**TASK TO COMPLETE:**
The lines you return should be those containing the string "نیاز", taken from the data below.

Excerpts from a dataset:
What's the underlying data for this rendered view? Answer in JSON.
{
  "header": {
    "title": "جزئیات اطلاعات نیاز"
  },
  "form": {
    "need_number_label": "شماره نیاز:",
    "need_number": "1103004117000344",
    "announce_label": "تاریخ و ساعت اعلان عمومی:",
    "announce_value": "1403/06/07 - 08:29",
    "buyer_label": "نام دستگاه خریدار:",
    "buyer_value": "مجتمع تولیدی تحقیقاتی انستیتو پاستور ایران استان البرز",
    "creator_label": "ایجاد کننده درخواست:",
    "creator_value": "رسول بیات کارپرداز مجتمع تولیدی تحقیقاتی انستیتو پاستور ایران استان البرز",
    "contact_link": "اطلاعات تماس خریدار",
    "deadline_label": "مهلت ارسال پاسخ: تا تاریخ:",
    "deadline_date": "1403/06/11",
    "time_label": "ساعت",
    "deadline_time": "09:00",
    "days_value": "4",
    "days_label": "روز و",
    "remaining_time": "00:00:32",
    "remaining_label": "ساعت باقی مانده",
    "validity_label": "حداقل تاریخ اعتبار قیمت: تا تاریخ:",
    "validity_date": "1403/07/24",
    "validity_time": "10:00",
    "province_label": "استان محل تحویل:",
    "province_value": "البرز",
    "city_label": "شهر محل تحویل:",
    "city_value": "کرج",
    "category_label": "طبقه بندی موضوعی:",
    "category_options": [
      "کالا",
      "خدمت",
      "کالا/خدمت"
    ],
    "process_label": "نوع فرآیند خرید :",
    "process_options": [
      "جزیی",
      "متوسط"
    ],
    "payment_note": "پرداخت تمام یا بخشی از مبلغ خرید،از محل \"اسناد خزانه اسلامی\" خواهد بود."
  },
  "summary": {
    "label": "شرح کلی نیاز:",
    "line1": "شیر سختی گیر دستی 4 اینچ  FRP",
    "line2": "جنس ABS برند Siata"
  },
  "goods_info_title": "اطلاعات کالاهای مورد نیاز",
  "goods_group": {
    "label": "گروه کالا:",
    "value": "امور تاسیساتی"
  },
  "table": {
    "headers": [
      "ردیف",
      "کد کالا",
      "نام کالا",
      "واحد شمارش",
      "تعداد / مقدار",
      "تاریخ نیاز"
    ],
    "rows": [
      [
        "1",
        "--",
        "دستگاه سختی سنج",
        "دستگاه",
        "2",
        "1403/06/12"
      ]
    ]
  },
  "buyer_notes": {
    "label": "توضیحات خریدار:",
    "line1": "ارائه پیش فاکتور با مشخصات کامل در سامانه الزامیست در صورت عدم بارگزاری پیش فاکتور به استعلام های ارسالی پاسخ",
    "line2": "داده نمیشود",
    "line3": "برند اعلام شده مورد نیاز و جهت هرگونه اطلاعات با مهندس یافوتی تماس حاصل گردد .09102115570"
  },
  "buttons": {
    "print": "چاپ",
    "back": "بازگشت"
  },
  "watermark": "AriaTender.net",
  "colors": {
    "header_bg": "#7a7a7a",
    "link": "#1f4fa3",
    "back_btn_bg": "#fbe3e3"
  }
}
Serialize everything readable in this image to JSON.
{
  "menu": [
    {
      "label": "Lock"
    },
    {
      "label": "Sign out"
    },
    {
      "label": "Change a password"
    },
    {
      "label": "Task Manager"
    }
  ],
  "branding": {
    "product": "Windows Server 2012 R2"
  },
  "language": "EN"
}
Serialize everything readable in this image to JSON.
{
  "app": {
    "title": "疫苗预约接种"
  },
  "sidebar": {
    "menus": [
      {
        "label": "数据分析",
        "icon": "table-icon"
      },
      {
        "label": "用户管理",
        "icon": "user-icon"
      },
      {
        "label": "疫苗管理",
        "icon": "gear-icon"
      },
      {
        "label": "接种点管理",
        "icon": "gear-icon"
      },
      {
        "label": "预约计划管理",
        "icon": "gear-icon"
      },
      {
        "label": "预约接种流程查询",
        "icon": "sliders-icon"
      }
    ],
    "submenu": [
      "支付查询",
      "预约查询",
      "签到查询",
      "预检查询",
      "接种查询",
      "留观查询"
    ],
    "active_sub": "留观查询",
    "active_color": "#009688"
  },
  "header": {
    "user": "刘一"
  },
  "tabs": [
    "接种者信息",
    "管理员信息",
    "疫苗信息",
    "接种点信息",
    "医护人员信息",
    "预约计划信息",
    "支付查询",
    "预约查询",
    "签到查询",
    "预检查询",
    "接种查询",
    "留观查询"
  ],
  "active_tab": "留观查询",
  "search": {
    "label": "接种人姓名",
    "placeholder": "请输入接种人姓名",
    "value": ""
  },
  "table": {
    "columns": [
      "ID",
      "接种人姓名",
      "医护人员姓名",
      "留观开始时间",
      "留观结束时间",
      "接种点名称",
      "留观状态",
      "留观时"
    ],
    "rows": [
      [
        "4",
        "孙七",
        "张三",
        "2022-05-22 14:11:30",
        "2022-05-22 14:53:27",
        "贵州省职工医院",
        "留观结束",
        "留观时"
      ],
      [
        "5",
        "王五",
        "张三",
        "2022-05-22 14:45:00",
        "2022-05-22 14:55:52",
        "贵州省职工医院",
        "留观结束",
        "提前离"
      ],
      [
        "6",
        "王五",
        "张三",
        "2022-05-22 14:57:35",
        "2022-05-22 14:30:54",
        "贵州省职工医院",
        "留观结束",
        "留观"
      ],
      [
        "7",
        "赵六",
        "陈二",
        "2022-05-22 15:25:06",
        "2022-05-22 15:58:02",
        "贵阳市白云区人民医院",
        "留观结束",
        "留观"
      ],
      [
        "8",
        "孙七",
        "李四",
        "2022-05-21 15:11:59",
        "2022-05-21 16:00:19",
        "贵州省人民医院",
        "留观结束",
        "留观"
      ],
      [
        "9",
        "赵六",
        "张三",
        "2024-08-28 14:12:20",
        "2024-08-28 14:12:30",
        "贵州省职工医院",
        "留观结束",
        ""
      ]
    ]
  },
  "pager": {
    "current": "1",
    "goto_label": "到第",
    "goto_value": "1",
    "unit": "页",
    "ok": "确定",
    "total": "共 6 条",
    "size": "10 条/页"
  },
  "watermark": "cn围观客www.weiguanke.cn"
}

**OUTPUT OF THE TASK:**
    "title": "جزئیات اطلاعات نیاز"
    "need_number_label": "شماره نیاز:",
    "label": "شرح کلی نیاز:",
  "goods_info_title": "اطلاعات کالاهای مورد نیاز",
      "تاریخ نیاز"
    "line3": "برند اعلام شده مورد نیاز و جهت هرگونه اطلاعات با مهندس یافوتی تماس حاصل گردد .09102115570"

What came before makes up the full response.